Emily Hughes brings us tales of adventure and discovery from the Australian Outback as she and her mother search for unbelievably ancient fossils. Her team digs up the creatures that form the evolutionary boundary between microorganism and animal—the Ediacaran biota.
Every occupation in the world has hidden requirements left out of the job description. Sometimes doctors have to be therapists, poets have to be historians, and—perhaps surprisingly—paleontologists have to be muralists, trailblazers, and more.
In addition to the skills you’ve perhaps read about in earlier posts (map-making, photography, etc.), there are many abilities our team acquired and practiced over the course of this field season. One of them is building plinths: the method of properly stacking rocks (without fossils on them) and covering them with chain-link fencing. We lay beds of fossils on the plinths to keep the soil and dirt off of them, and so that visitors can better see them. Another skill is trailblazing; we have to make trails leading down to the work sites so we don’t trip over rocks every time we walk around. Another still is carrying water, because we have to get our drinking water from a huge container about 200 meters from our quarters that collects the rare substance during storms.
Lastly, and perhaps most interestingly, is our mural-painting. One of the things my mom is passionate about is communicating science to the public, be it climate change, evolution or her beloved Ediacara fossils. So when Jane Fargher (one of the owners of the station we work on) suggested we could paint a mural depicting Ediacara fossils for the small town of Parachilna (population: three), of course we agreed.
Parachilna is home to the Prairie Hotel, of which Jane is the proprietor. Many people from around the world (including actors and actresses) go there for a getaway from society. Now, each and every one of them can see the mural painted by paleontologists, as well as yours truly.
Michelle Kroll, the fantastic artist aboard this mission who does fossil reconstructions for my mom and her colleague Jim Gehling, designed the mural, and then obtained the help of some of her non-artist paleontology teammates to draw and paint it. Forty-eight hours from the mural’s conception and after a full day and night of painting, it stood before us, gleaming in the evening light. I’m proud to say that the purple mountains were what I worked on the entire time.
Perhaps you’re wondering how an entire mural can be finished in 48 hours. It took a lot of hard work and perseverance. First we waited until it was dark outside, and then drove to Parachilna, where we projected Michelle’s design on the blank wall (powering the projector from the car—my mom’s contribution was keeping her foot on the accelerator to keep the battery alive!). Then, about seven people used Sharpies and drew the outlines of each fossil, character or letter on to the wall. If the projector moved even a millimeter, the lines would be messed up, so we had to freehand a little and we were very careful.
The next morning, the not-as-necessary-in-the-field members such as my 14-year-old brother and I stayed to help out.

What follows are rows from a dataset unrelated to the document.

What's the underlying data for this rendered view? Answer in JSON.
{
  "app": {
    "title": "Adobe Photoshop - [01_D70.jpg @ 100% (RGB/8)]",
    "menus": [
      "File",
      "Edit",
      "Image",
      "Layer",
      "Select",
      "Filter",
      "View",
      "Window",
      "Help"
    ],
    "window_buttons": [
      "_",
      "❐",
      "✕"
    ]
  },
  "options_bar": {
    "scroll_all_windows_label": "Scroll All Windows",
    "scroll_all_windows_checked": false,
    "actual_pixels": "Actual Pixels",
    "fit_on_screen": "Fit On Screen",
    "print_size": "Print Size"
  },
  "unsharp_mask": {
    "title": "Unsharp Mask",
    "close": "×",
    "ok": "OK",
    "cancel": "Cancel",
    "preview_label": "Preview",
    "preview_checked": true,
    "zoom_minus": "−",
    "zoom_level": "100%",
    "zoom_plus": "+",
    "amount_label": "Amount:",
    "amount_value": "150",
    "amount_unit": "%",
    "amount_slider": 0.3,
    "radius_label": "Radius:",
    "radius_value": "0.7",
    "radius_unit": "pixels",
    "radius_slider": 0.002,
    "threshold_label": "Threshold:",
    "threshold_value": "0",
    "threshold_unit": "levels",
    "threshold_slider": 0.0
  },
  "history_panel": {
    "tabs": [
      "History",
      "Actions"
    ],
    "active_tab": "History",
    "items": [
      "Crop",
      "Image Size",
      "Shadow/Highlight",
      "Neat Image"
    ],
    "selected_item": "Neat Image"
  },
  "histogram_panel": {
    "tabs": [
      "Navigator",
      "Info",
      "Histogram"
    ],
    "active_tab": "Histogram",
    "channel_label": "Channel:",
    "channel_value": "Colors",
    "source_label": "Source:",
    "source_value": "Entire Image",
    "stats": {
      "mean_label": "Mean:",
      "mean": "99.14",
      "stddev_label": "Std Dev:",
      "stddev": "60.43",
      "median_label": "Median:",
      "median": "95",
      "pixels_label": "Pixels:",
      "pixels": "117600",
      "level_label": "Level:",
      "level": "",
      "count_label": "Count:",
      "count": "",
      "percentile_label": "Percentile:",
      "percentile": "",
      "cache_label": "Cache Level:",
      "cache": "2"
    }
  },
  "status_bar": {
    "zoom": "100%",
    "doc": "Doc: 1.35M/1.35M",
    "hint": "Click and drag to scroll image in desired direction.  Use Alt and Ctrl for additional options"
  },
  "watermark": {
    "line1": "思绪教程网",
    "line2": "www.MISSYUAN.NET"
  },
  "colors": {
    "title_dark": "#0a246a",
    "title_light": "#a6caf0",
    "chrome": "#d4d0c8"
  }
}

We spent the entire day painting non-stop, so that by the time the sun went down, we were basically done, and the mural looked magical.
We also currently have a fossil display set up in Parachilna, and a mural guide, so that any visitors can take a look at the amazing specimens upon which the mural is based.
This mural just goes to show that hard work and perseverance can really pay off, and if you have a good attitude, determination, and the right song playlist you can accomplish anything. Plus, there are a lot of blank walls standing around all over the world. The next time you see one, maybe you can give it a colorful scientific or natural mural, too.
PS—There are other blank walls in Parachilna, and there’s going to be a competition for school kids to design an Ediacara mural, come up to the Prairie Hotel, and paint. So stay tuned!